The UNLV Center for Energy Research team is monitoring the energy performance of up to 185 homes in Villa Trieste, a community under development in northwest Las Vegas that combines various energy-saving features along with advanced metering technologies to provide communication between the homeowner and utility and encourage less energy use.
“Reducing the demand for electricity during peak summer hours has become a significant issue for both homeowners and utilities, particularly in the heat of the Desert Southwest,” said Bob Boehm, distinguished professor of engineering and director of the UNLV Center for Energy Research. “Villa Trieste will demonstrate on a large scale that significant reduction in peak energy demand can be achieved through conscientious building design and practical application of new technology.”

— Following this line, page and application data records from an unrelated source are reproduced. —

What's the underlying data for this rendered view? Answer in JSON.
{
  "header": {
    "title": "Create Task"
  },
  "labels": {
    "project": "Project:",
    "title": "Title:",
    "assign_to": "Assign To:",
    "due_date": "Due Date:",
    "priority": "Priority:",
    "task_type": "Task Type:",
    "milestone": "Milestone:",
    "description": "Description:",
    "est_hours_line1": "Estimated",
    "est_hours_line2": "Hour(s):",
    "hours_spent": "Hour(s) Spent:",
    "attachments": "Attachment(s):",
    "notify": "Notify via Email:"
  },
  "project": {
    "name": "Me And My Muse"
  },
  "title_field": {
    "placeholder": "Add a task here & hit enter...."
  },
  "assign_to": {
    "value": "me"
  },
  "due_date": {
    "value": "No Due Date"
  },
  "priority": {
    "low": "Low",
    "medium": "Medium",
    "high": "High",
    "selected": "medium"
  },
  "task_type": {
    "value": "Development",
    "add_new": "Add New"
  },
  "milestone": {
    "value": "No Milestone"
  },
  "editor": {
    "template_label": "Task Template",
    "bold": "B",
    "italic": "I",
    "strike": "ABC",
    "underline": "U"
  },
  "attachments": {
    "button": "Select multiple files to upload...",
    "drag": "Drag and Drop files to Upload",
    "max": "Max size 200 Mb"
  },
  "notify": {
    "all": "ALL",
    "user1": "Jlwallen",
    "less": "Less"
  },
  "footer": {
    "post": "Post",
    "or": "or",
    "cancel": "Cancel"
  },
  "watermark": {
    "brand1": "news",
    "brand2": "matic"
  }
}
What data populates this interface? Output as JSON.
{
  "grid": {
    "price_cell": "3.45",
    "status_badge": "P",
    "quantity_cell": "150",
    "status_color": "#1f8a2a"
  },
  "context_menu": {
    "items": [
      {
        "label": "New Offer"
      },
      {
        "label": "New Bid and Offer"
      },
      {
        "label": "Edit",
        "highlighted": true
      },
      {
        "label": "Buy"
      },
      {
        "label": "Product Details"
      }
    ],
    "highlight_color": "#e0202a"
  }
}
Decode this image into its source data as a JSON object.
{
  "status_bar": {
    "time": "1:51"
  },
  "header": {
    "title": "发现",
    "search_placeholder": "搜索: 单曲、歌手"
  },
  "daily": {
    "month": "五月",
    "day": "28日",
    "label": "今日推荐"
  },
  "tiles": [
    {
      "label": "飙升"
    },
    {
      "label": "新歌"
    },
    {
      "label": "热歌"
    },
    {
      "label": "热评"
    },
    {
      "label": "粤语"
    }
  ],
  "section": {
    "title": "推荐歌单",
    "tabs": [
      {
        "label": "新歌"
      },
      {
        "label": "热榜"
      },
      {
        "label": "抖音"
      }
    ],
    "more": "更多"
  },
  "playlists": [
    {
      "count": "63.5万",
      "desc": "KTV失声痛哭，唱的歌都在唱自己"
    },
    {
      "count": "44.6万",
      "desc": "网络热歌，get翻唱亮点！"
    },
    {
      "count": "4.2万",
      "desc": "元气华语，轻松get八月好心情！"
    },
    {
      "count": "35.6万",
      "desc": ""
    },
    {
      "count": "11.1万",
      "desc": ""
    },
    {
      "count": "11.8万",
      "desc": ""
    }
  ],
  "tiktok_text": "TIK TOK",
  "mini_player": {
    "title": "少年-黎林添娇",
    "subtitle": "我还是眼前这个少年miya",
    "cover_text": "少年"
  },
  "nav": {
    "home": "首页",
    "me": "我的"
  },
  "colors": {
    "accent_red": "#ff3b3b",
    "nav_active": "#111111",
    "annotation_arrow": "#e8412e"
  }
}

The single-family, two-story houses range from 1,487 to 1,960 square feet and feature a roof-integrated solar power system that blends seamlessly with roofing materials, a dashboard that gives the resident energy consumption/generation information, 15 SEER air conditioner, 92 percent AFUE furnace, tankless water heater, and other energy and water conserving features. The houses are built to achieve Leadership in Energy and Environmental Design (LEED) certification.
Each home’s generated solar power will reduce the electricity drawn from the electrical grid. Centralized battery storage at the substation level will draw energy from the homes during off-peak hours for use during peak periods, when the grid is taxed.
Even after the first homes are sold, research will continue with the goal to reduce peak energy consumption by as much as 65 percent compared to a typical new development. UNLV researchers will monitor home performance against simulation models and modify as necessary to achieve maximum efficiency. Solar photovoltaic system performance will be monitored and adjusted to achieve peak demand offset. Also, homes with varying technologies will be compared for performance characteristics.
More information on the UNLV Center for Energy Research and the Villa Trieste project is available at www.cer.unlv.edu/cer/.
Publication date: 11/09/2009